A pressure ulcer that a patient acquires in your facility or a patient’s existing pressure ulcer that worsens puts your organization at risk for regulatory citations as well as litigation. Unless you can prove the pressure ulcer was unavoidable, you could find yourself burdened with citations or fines, or could even end up in court. (more…)
By Nancy Morgan, RN, BSN, MBA, WOC, WCC, DWC, OMS
Each issue, Apple Bites brings you a tool you can apply in your daily practice.
Hydrated polymer (hydrogel) dressings, originally developed in the 1950s, contain 90% water in a gel base, which helps regulate fluid exchange from the wound surface.
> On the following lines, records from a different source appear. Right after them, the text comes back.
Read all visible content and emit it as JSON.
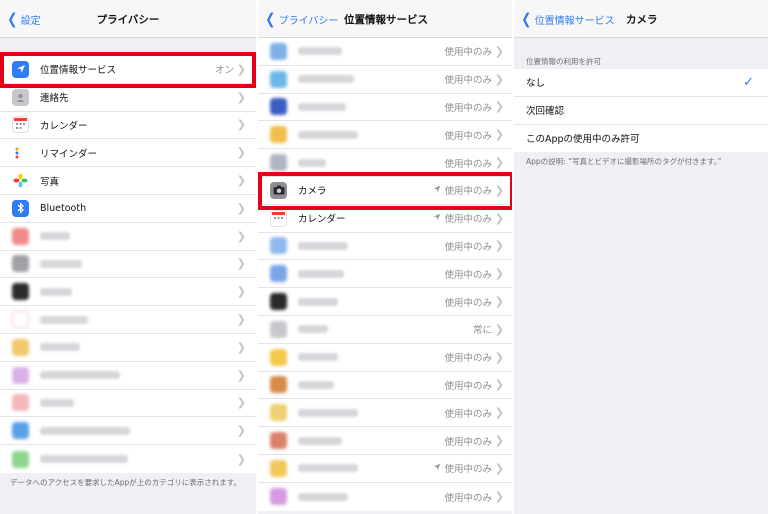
{
  "privacy": {
    "back_label": "設定",
    "title": "プライバシー",
    "items": [
      {
        "label": "位置情報サービス",
        "value": "オン",
        "icon": "location-arrow-icon",
        "color": "#2f7cf6"
      },
      {
        "label": "連絡先",
        "value": "",
        "icon": "contacts-icon",
        "color": "#b0b0b4"
      },
      {
        "label": "カレンダー",
        "value": "",
        "icon": "calendar-icon",
        "color": "#ffffff"
      },
      {
        "label": "リマインダー",
        "value": "",
        "icon": "reminders-icon",
        "color": "#ffffff"
      },
      {
        "label": "写真",
        "value": "",
        "icon": "photos-icon",
        "color": "#ffffff"
      },
      {
        "label": "Bluetooth",
        "value": "",
        "icon": "bluetooth-icon",
        "color": "#2f7cf6"
      }
    ],
    "footer": "データへのアクセスを要求したAppが上のカテゴリに表示されます。"
  },
  "location": {
    "back_label": "プライバシー",
    "title": "位置情報サービス",
    "rows": [
      {
        "label": "",
        "value": "使用中のみ",
        "arrow": false
      },
      {
        "label": "",
        "value": "使用中のみ",
        "arrow": false
      },
      {
        "label": "",
        "value": "使用中のみ",
        "arrow": false
      },
      {
        "label": "",
        "value": "使用中のみ",
        "arrow": false
      },
      {
        "label": "",
        "value": "使用中のみ",
        "arrow": false
      },
      {
        "label": "カメラ",
        "value": "使用中のみ",
        "arrow": true
      },
      {
        "label": "カレンダー",
        "value": "使用中のみ",
        "arrow": true
      },
      {
        "label": "",
        "value": "使用中のみ",
        "arrow": false
      },
      {
        "label": "",
        "value": "使用中のみ",
        "arrow": false
      },
      {
        "label": "",
        "value": "使用中のみ",
        "arrow": false
      },
      {
        "label": "",
        "value": "常に",
        "arrow": false
      },
      {
        "label": "",
        "value": "使用中のみ",
        "arrow": false
      },
      {
        "label": "",
        "value": "使用中のみ",
        "arrow": false
      },
      {
        "label": "",
        "value": "使用中のみ",
        "arrow": false
      },
      {
        "label": "",
        "value": "使用中のみ",
        "arrow": false
      },
      {
        "label": "",
        "value": "使用中のみ",
        "arrow": true
      },
      {
        "label": "",
        "value": "使用中のみ",
        "arrow": false
      }
    ]
  },
  "camera": {
    "back_label": "位置情報サービス",
    "title": "カメラ",
    "section_header": "位置情報の利用を許可",
    "options": [
      {
        "label": "なし",
        "selected": true
      },
      {
        "label": "次回確認",
        "selected": false
      },
      {
        "label": "このAppの使用中のみ許可",
        "selected": false
      }
    ],
    "description": "Appの説明: “写真とビデオに撮影場所のタグが付きます。”"
  },
  "colors": {
    "accent": "#2f7cf6",
    "highlight": "#e3001b"
  }
}
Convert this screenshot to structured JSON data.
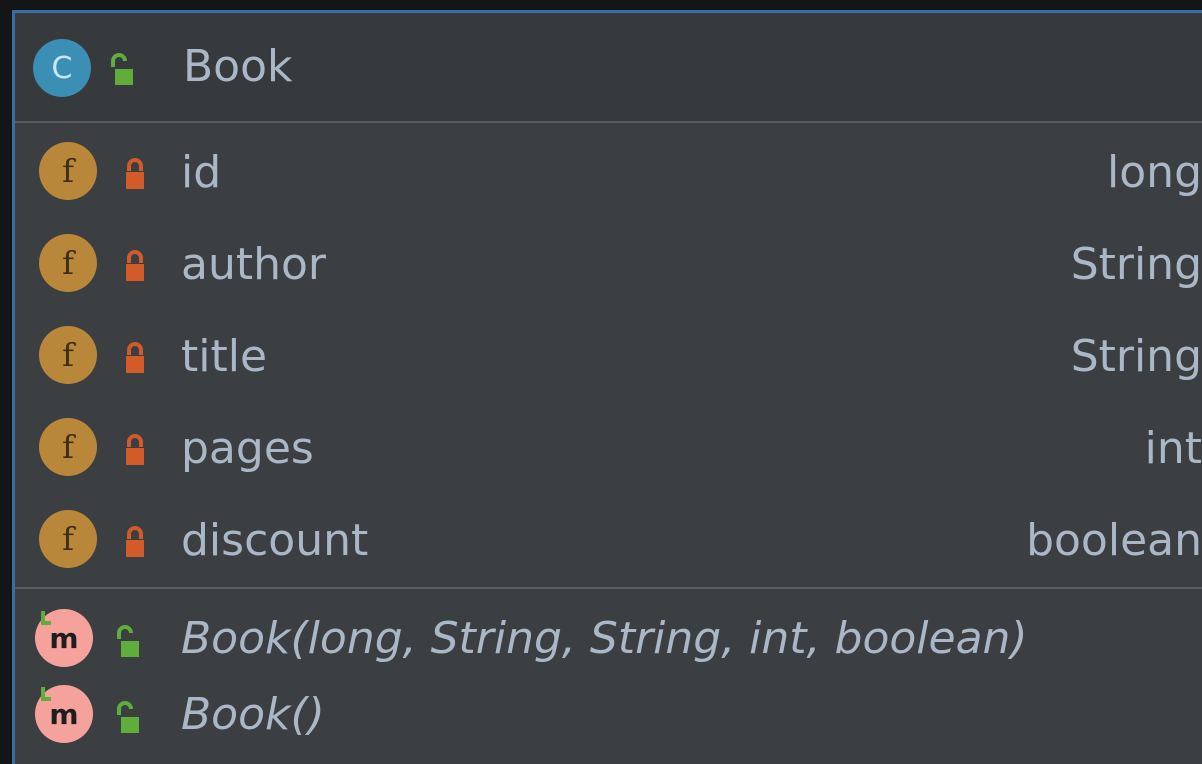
{
  "class": {
    "name": "Book",
    "kind_letter": "C",
    "visibility": "public",
    "icon": "class-icon"
  },
  "fields": [
    {
      "name": "id",
      "type": "long",
      "kind_letter": "f",
      "visibility": "private"
    },
    {
      "name": "author",
      "type": "String",
      "kind_letter": "f",
      "visibility": "private"
    },
    {
      "name": "title",
      "type": "String",
      "kind_letter": "f",
      "visibility": "private"
    },
    {
      "name": "pages",
      "type": "int",
      "kind_letter": "f",
      "visibility": "private"
    },
    {
      "name": "discount",
      "type": "boolean",
      "kind_letter": "f",
      "visibility": "private"
    }
  ],
  "methods": [
    {
      "signature": "Book(long, String, String, int, boolean)",
      "kind_letter": "m",
      "visibility": "public"
    },
    {
      "signature": "Book()",
      "kind_letter": "m",
      "visibility": "public"
    }
  ],
  "colors": {
    "background": "#3c3f41",
    "header": "#373a3c",
    "text": "#a9b7c6",
    "class_icon": "#3b8fb5",
    "field_icon": "#b9873a",
    "method_icon": "#f4a29b",
    "private_lock": "#d25b2a",
    "public_lock": "#5fae3c",
    "selection_border": "#3a6da3"
  }
}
Hydrogel dressing are usually clear or translucent and vary in viscosity or thickness. They’re available in three forms: (more…)
By Robyn Bjork, MPT, WCC, CWS, CLT-LANA
Margery Smith, age 82, arrives at your wound clinic for treatment of a shallow, painful ulcer on the lateral aspect of her right lower leg. On examination, you notice weeping and redness of both lower legs, 3+ pitting edema, several blisters, and considerable denudement of the periwound skin. She is wearing tennis shoes and her feet have relatively little edema, but her ankles are bulging over the edges of her shoes; both socks are wet. Stemmer’s sign is negative. The wound on the right leg is draining copious amounts of clear fluid; it’s dressed with an alginate, which is secured with conforming roll gauze. No signs or symptoms of infection are present. (more…)
Hospital pressure-ulcer comparison data not accurate
Performance scores for rates of hospital-acquired pressure ulcers might not be appropriate for comparing hospitals, according to a study in the Annals of Internal Medicine.
“Hospital report cards for hospital-acquired pressure ulcers: How good are the grades?,” funded by the Agency for Healthcare Research and Quality, analyzed 2 million all-payer administrative records from 448 California hospitals and quarterly hospital surveillance data from 213 hospitals from the Collaborative Alliance for Nursing Outcomes. (more…)
by Donna Sardina, RN, MHA, WCC, CWCMS, DWC, OMS
With uncertainty over how the Affordable Care Act (ACA) ultimately will affect operations, hospitals and other healthcare facilities are tightening up. In many areas, they’re laying off staff. In May, the healthcare industry lost 9,000 jobs—the worst month for the industry in a decade—and another 4,000 jobs were lost in July.
Medicare, Medicaid, and private insurance companies are reducing reimbursements to care providers, meaning less money is coming in and healthcare facilities have less money to pay out. In my experience, when job cuts are needed, the specialty and subspecialty positions go first. Wound and ostomy care is a subspecialty, so we need to be prepared to protect our jobs—not only for ourselves but for our patients. (more…)
Dermatologic difficulties: Skin problems in patients with chronic venous insufficiency and phlebolymphedema By Nancy Chatham, RN, MSN, ANP-BC, CWOCN, CWS; Lori Thomas, MS, OTR/L, CLT-LANA; and Michael Molyneaux, MD
Skin problems associated with chronic venous insufficiency (CVI) and phlebolymphedema are common and often difficult to treat. The CVI cycle of skin and soft tissue injury from chronic disease processes can be unrelenting. If not properly identified and treated, these skin problems can impede the prompt treatment of lymphedema and reduce a patient’s quality of life.
This article reviews skin problems that occur in patients with CVI and phlebolymphedema and discusses the importance of using a multidisciplinary team approach to manage these patients. (more…)
By Nancy Collins, PhD, RD, LD/N, FAPWCA, and Allison Schnitzer
Nutrition is a critical factor in the wound healing process, with adequate protein intake essential to the successful healing of a wound. Patients with both chronic and acute wounds, such as postsurgical wounds or pressure ulcers, require an increased amount of protein to ensure complete and timely healing of their wounds.
Elderly patients with wounds pose a special challenge because of their decreased lean body mass and the likelihood of chronic illnesses and insufficient dietary protein intake. To promote a full recovery, wound care clinicians must address the increased protein needs of wound patients, especially elderly patients. (more…)